As of November 2011, exclusion of players from gambling establishments is voluntary. If the person realises that their gambling activities begin to cause trouble, they can turn to the Gaming Inspection and Coordination Bureau to ban them from entering the casino. The government of Macau is seeking the opinions of the citizens on the possibility of establishing a programme that will allow excluding problem gamblers from all casinos without their consent. The Legislative Assembly is currently[when?] analyzing the new draft law, which also deals with the problem of exclusion from gambling houses. The law suggests that the person can be excluded from the casino if they submit their own request or approve the request submitted by their relatives.
Competition law matters, and advertising law, as well as the impact of WTO law on gaming, may also be pointed out as part of gaming law. Regarding online gaming, the Macau SAR does not currently grant concessions for online casinos. The current casino concessions only cover land-based gaming, not online gaming.
Academic research and teaching
The teaching of Macau gaming law started in 2005 the Faculty of Business Administration of the University of Macau, in the undergraduate program of gaming management. Since 2007 it is also included in the master program of international business law offered by the Faculty of Law of the University of Macau , in which various theses have already been defended in topics of gaming law.
- Chan, S. S. (2000). The Macau Economy. Macau: Publications Centre, University of Macau. ISBN 99937-26-03-6.
- "Macau Gaming Summary". UNLV Center for Gaming Research. Retrieved 19 April 2012.
- Macau Yearbook 2007. Government Information Bureau of the Macau SAR. 2007. ISBN 978-99937-56-09-5.
- "All you need to know, Macau Hotel". Gambling Info. Retrieved 27 June 2011.
- Bloomberg, Macau Casinos Top Las Vegas as Adelson, Wynn, Battle Stanley Ho, 1 March 2007
- "Macau Gambling decline". Yahoo Finance. Retrieved 21 December 2015.
- "Main casino operators in Macau". Travel & Gamble Online Magazine.
- Macau-based Casinos Report a Decline for Eighth Consecutive Month
- video on www.oceanus.asia
- Macau Daily Times: Gov't considers ban on problem gamblers
- Jorge Godinho, 'Casino Gaming in Macau: Evolution, Regulation and Challenges', in UNLV Gaming Law Journal, vol. 5(1), 2014, pp. 1 ff. 

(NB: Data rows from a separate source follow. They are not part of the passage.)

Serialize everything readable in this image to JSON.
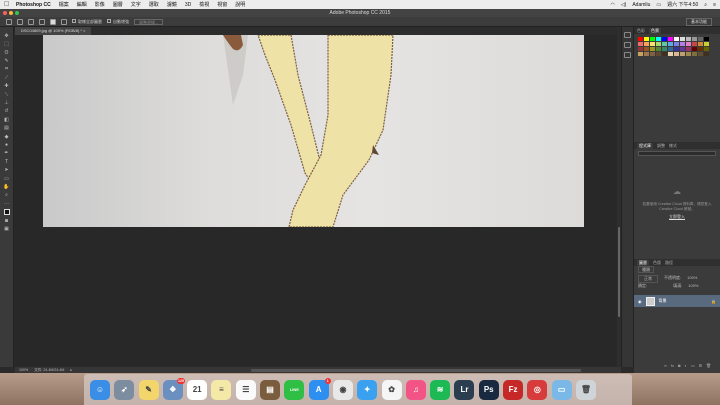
{
  "menubar": {
    "app_name": "Photoshop CC",
    "items": [
      "檔案",
      "編輯",
      "影像",
      "圖層",
      "文字",
      "選取",
      "濾鏡",
      "3D",
      "檢視",
      "視窗",
      "說明"
    ],
    "user": "Adamliu",
    "clock": "週六 下午4:50"
  },
  "window": {
    "title": "Adobe Photoshop CC 2015"
  },
  "options": {
    "sample_all_layers": "取樣全部圖層",
    "auto_enhance": "自動增強",
    "refine_edge": "調整邊緣...",
    "workspace": "基本功能"
  },
  "document": {
    "tab_label": "DSC04809.jpg @ 100% (RGB/8) *"
  },
  "status": {
    "zoom": "100%",
    "doc_size": "文件: 24.4M/24.4M"
  },
  "panels": {
    "color_tabs": [
      "色彩",
      "色票"
    ],
    "lib_tabs": [
      "程式庫",
      "調整",
      "樣式"
    ],
    "cc_message": "若要使用 Creative Cloud 資料庫，請您登入 Creative Cloud 帳號。",
    "cc_link": "立即登入",
    "layer_tabs": [
      "圖層",
      "色版",
      "路徑"
    ],
    "layer_kind": "種類",
    "blend_mode": "正常",
    "opacity_label": "不透明度:",
    "opacity_value": "100%",
    "lock_label": "鎖定:",
    "fill_label": "填滿:",
    "fill_value": "100%",
    "layer_name": "背景"
  },
  "swatch_colors": [
    "#ff0000",
    "#ffff00",
    "#00ff00",
    "#00ffff",
    "#0000ff",
    "#ff00ff",
    "#ffffff",
    "#dddddd",
    "#bbbbbb",
    "#999999",
    "#666666",
    "#000000",
    "#f26b6b",
    "#f7a35c",
    "#f9e46c",
    "#a7d96f",
    "#5cc9a7",
    "#5aa9e6",
    "#7b7fe6",
    "#b67fe6",
    "#e67fc5",
    "#cc4444",
    "#cc8833",
    "#cccc33",
    "#993333",
    "#995522",
    "#999922",
    "#558833",
    "#338866",
    "#336699",
    "#333399",
    "#663399",
    "#993366",
    "#660000",
    "#663300",
    "#666600",
    "#c8a060",
    "#a07850",
    "#806040",
    "#604830",
    "#403020",
    "#e8d0b0",
    "#d8b890",
    "#c0a070",
    "#a08850",
    "#807040",
    "#605030",
    "#403020"
  ],
  "dock": {
    "apps": [
      {
        "name": "Finder",
        "color": "#3a8ee6",
        "glyph": "☺"
      },
      {
        "name": "Launchpad",
        "color": "#7d8da0",
        "glyph": "➶"
      },
      {
        "name": "Stickies",
        "color": "#f2d56b",
        "glyph": "✎"
      },
      {
        "name": "Photos Preview",
        "color": "#6b8fbf",
        "glyph": "❖",
        "badge": "129"
      },
      {
        "name": "Calendar",
        "color": "#ffffff",
        "glyph": "21"
      },
      {
        "name": "Notes",
        "color": "#f5e9a8",
        "glyph": "≡"
      },
      {
        "name": "Reminders",
        "color": "#fafafa",
        "glyph": "☰"
      },
      {
        "name": "Notebook",
        "color": "#7a5c3e",
        "glyph": "▤"
      },
      {
        "name": "LINE",
        "color": "#2fbf45",
        "glyph": "LINE"
      },
      {
        "name": "App Store",
        "color": "#2d8ff0",
        "glyph": "A",
        "badge": "1"
      },
      {
        "name": "Chrome",
        "color": "#e8e8e8",
        "glyph": "◉"
      },
      {
        "name": "Safari",
        "color": "#3aa0f0",
        "glyph": "✦"
      },
      {
        "name": "Photos",
        "color": "#f5f5f5",
        "glyph": "✿"
      },
      {
        "name": "iTunes",
        "color": "#f25585",
        "glyph": "♫"
      },
      {
        "name": "Spotify",
        "color": "#1db954",
        "glyph": "≋"
      },
      {
        "name": "Lightroom",
        "color": "#2a3e4f",
        "glyph": "Lr"
      },
      {
        "name": "Photoshop",
        "color": "#19293f",
        "glyph": "Ps"
      },
      {
        "name": "FileZilla",
        "color": "#c62828",
        "glyph": "Fz"
      },
      {
        "name": "Ribbon app",
        "color": "#d83b3b",
        "glyph": "◎"
      },
      {
        "name": "Downloads folder",
        "color": "#7ab8e8",
        "glyph": "▭"
      },
      {
        "name": "Trash",
        "color": "#cfd4d8",
        "glyph": "🗑"
      }
    ]
  }
}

- Jorge Godinho, 'A History of Games of Chance in Macau: Part 1 – Introduction’, in Gaming Law Review and Economics, vol. 16(10), October 2012, pp. 552 ff. 
- Jorge Godinho, Macau Business Law and Legal System, LexisNexis, Hong Kong, 2007 (ISBN 9789628937271) 
- Governo de Macau, O Jogo em Macau, 1985.
- Angela Leong, 'The "bate-ficha" business and triads in Macau casinos', QUEENSLAND U. OF TECH. L. & JUST., 84 (2002)
Media related to Gambling in Macau at Wikimedia Commons